Regulating all our desires

July 5, 2021 • 5 min

From Introduction to the Devout Life, page 202

Chapter XXXVII.

Desires.

Everyone knows that we are obliged to refrain from the desires of vicious things, since even the desire of evil is of itself criminal: but I tell you, moreover, Philothea, you must not be anxious about balls, plays, or such like diversions, nor covet honours and offices, nor yet visions and ecstasies, for there is a great deal of danger and deceit in such vanities.

Desire not that which is at a great distance, nor that which cannot happen for a long time, as many do, who by this means weary and distract their hearts unprofitably.

If a young man earnestly desires to be settled in some office before the proper time, what does all his anxiety avail him? If a married woman desires to be a nun, to what purpose? If I desire to buy my neighbour’s goods before he is willing to sell them, is it not loss of time to entertain such a desire? If, while sick, I desire to preach, to celebrate Mass, to visit others that are sick, and perform the exercises of those who are in health; are not all these desires vain, since it is out of my power to put them in execution?

Yet, in the meantime, these unprofitable desires occupy the place of the virtues of patience, resignation, mortification, obedience, and meekness under sufferings, which are what God would have me practise at that time.

I can by no means approve of persons desiring to amuse themselves in any other kind of life than that in which they are already engaged; nor in any exercises that are incompatible with their present conditions; for this distracts the heart, and makes it unfit for its necessary occupations.

If I desire to practise the solitude of a Carthusian, I lose my time; and this desire occupies the place of that, which I ought to have, of employing myself well in my present office; no, I would not that anyone should even desire to have a better wit or judgment than what he is already possessed of, for these desires answer no purpose, and only occupy the place of that which everyone ought to have, of cultivating the talents which he inherits from nature; nor would I have anyone desire those means to serve God which he has not, but rather diligently employ those which he has.

Now, this is to be understood only of desires which totally occupy the heart; for, as to simple wishes, if they be not too frequent, they do no harm whatsoever.

Do not desire crosses, except in proportion to the patience wherewith you have supported those which have been already sent you; for it is presumptuous to desire martyrdom, and not to have the courage to bear an injury.

The enemy often suggests a great desire of things that are absent, and which never shall come to pass, that so he may divert our mind from present objects, from which, however trivial they may be, we might obtain considerable profit to ourselves. We fight with the monsters in Africa in imagination, and ın the meantime, for want of attention, we suffer ourselves to be killed by some insignificant reptile that lies in our way.

Desire not temptations, for that would be rashness; but accustom your heart to expect them courageously, and to defend yourself against them when they come.

A variety of food, taken in any considerable quantity, overloads the stomach, and if it is weak destroys it: overcharge not then your soul, neither with a multitude of worldly desires, which may end in your ruin, nor even with such as are spiritual, as they are apt to beget distractions.
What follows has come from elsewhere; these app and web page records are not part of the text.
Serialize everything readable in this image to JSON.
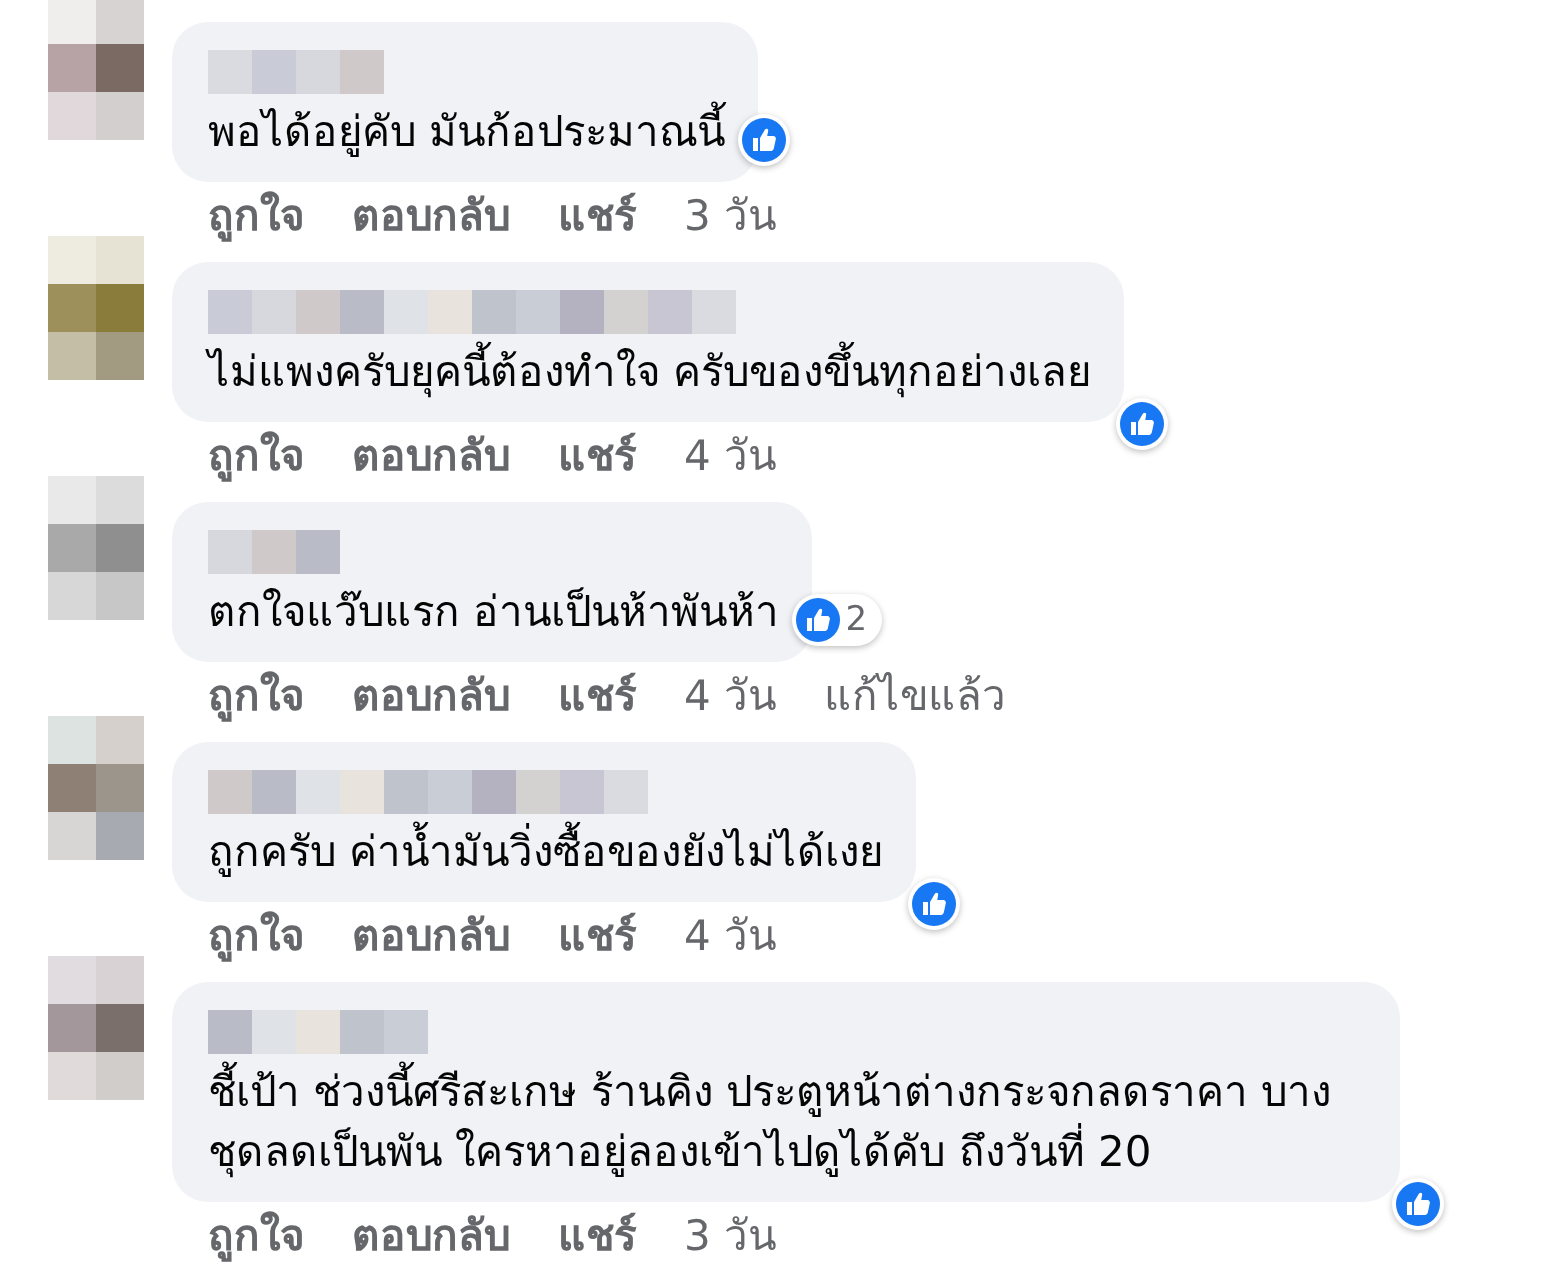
{
  "comments": [
    {
      "text": "พอได้อยู่คับ มันก้อประมาณนี้",
      "reaction": {
        "kind": "side"
      },
      "actions": [
        {
          "label": "ถูกใจ",
          "kind": "action"
        },
        {
          "label": "ตอบกลับ",
          "kind": "action"
        },
        {
          "label": "แชร์",
          "kind": "action"
        },
        {
          "label": "3 วัน",
          "kind": "meta"
        }
      ]
    },
    {
      "text": "ไม่แพงครับยุคนี้ต้องทำใจ ครับของขึ้นทุกอย่างเลย",
      "reaction": {
        "kind": "corner"
      },
      "actions": [
        {
          "label": "ถูกใจ",
          "kind": "action"
        },
        {
          "label": "ตอบกลับ",
          "kind": "action"
        },
        {
          "label": "แชร์",
          "kind": "action"
        },
        {
          "label": "4 วัน",
          "kind": "meta"
        }
      ]
    },
    {
      "text": "ตกใจแว๊บแรก อ่านเป็นห้าพันห้า",
      "reaction": {
        "kind": "side",
        "count": "2"
      },
      "actions": [
        {
          "label": "ถูกใจ",
          "kind": "action"
        },
        {
          "label": "ตอบกลับ",
          "kind": "action"
        },
        {
          "label": "แชร์",
          "kind": "action"
        },
        {
          "label": "4 วัน",
          "kind": "meta"
        },
        {
          "label": "แก้ไขแล้ว",
          "kind": "meta"
        }
      ]
    },
    {
      "text": "ถูกครับ ค่าน้ำมันวิ่งซื้อของยังไม่ได้เงย",
      "reaction": {
        "kind": "corner"
      },
      "actions": [
        {
          "label": "ถูกใจ",
          "kind": "action"
        },
        {
          "label": "ตอบกลับ",
          "kind": "action"
        },
        {
          "label": "แชร์",
          "kind": "action"
        },
        {
          "label": "4 วัน",
          "kind": "meta"
        }
      ]
    },
    {
      "text": "ชี้เป้า ช่วงนี้ศรีสะเกษ ร้านคิง ประตูหน้าต่างกระจกลดราคา บาง ชุดลดเป็นพัน ใครหาอยู่ลองเข้าไปดูได้คับ ถึงวันที่ 20",
      "reaction": {
        "kind": "corner"
      },
      "actions": [
        {
          "label": "ถูกใจ",
          "kind": "action"
        },
        {
          "label": "ตอบกลับ",
          "kind": "action"
        },
        {
          "label": "แชร์",
          "kind": "action"
        },
        {
          "label": "3 วัน",
          "kind": "meta"
        }
      ]
    }
  ]
}
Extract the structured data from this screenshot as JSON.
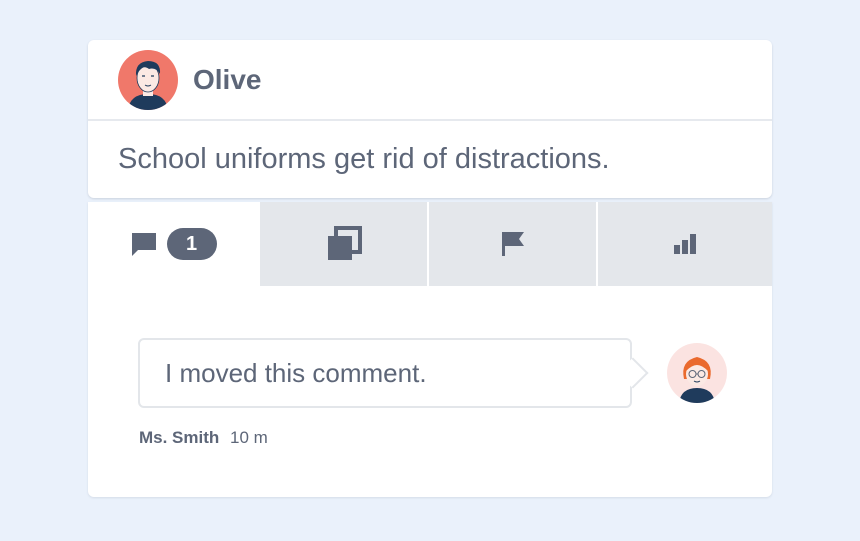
{
  "post": {
    "author": "Olive",
    "text": "School uniforms get rid of distractions."
  },
  "tabs": [
    {
      "icon": "comment-icon",
      "badge": "1",
      "active": true
    },
    {
      "icon": "copy-icon",
      "active": false
    },
    {
      "icon": "flag-icon",
      "active": false
    },
    {
      "icon": "bar-chart-icon",
      "active": false
    }
  ],
  "comment": {
    "text": "I moved this comment.",
    "author": "Ms. Smith",
    "time": "10 m"
  },
  "colors": {
    "background": "#eaf1fb",
    "text": "#5d6678",
    "tab_inactive": "#e4e7eb",
    "author_avatar_bg": "#f0786a",
    "commenter_avatar_bg": "#fbe3e1"
  }
}
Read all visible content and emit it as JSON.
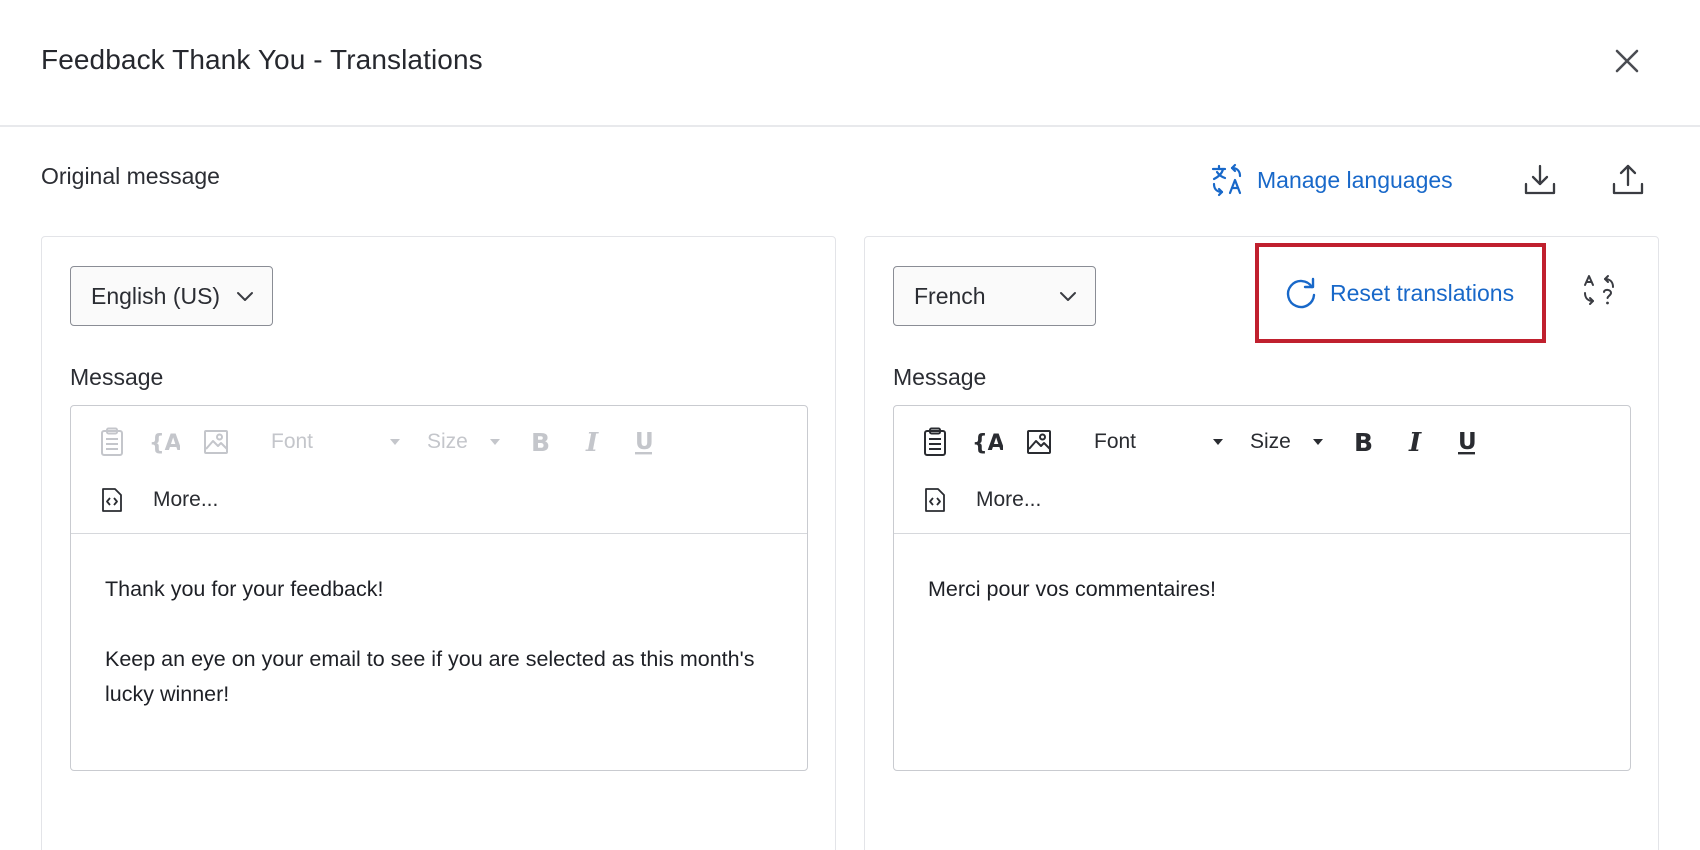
{
  "dialog": {
    "title": "Feedback Thank You - Translations",
    "section_label": "Original message",
    "manage_languages_label": "Manage languages",
    "icons": {
      "close": "close-icon",
      "manage_languages": "translate-icon",
      "download": "download-icon",
      "upload": "upload-icon"
    }
  },
  "colors": {
    "accent": "#1868c9",
    "highlight": "#c0202e",
    "text": "#26282e",
    "disabled": "#c4c6cb"
  },
  "original": {
    "language": "English (US)",
    "message_label": "Message",
    "toolbar": {
      "font_label": "Font",
      "size_label": "Size",
      "more_label": "More...",
      "enabled": false
    },
    "body": [
      "Thank you for your feedback!",
      "Keep an eye on your email to see if you are selected as this month's lucky winner!"
    ]
  },
  "translation": {
    "language": "French",
    "reset_label": "Reset translations",
    "message_label": "Message",
    "toolbar": {
      "font_label": "Font",
      "size_label": "Size",
      "more_label": "More...",
      "enabled": true
    },
    "body": [
      "Merci pour vos commentaires!"
    ]
  }
}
When the purified soul finds herself freed from bad inclinations she feels a craving after spiritual things, and as one famished she longs for a variety of exercises of piety, mortification, penance, humility, charity, and prayer. Philothea, it is a good sign of health to have a keen appetite; but you must consider whether you can digest all that you would eat.

Amongst so many desires, choose, then, by the advice of your spiritual director, such as you may execute at present, and turn them to the best advantage afterwards; God will send you others, which you must also practise in their proper season, and thus you will never lose your time in unprofitable desires, but bring them all forth in good order; but as to those that cannot be immediately executed, they should be locked up in some corner of the heart till their time comes.

This advice I not only give to spiritual persons, but also to those in the world; for without attending to it, there would be no living without anxiety and confusion.

Latest book snippets

See all 274 | Random Book Snippet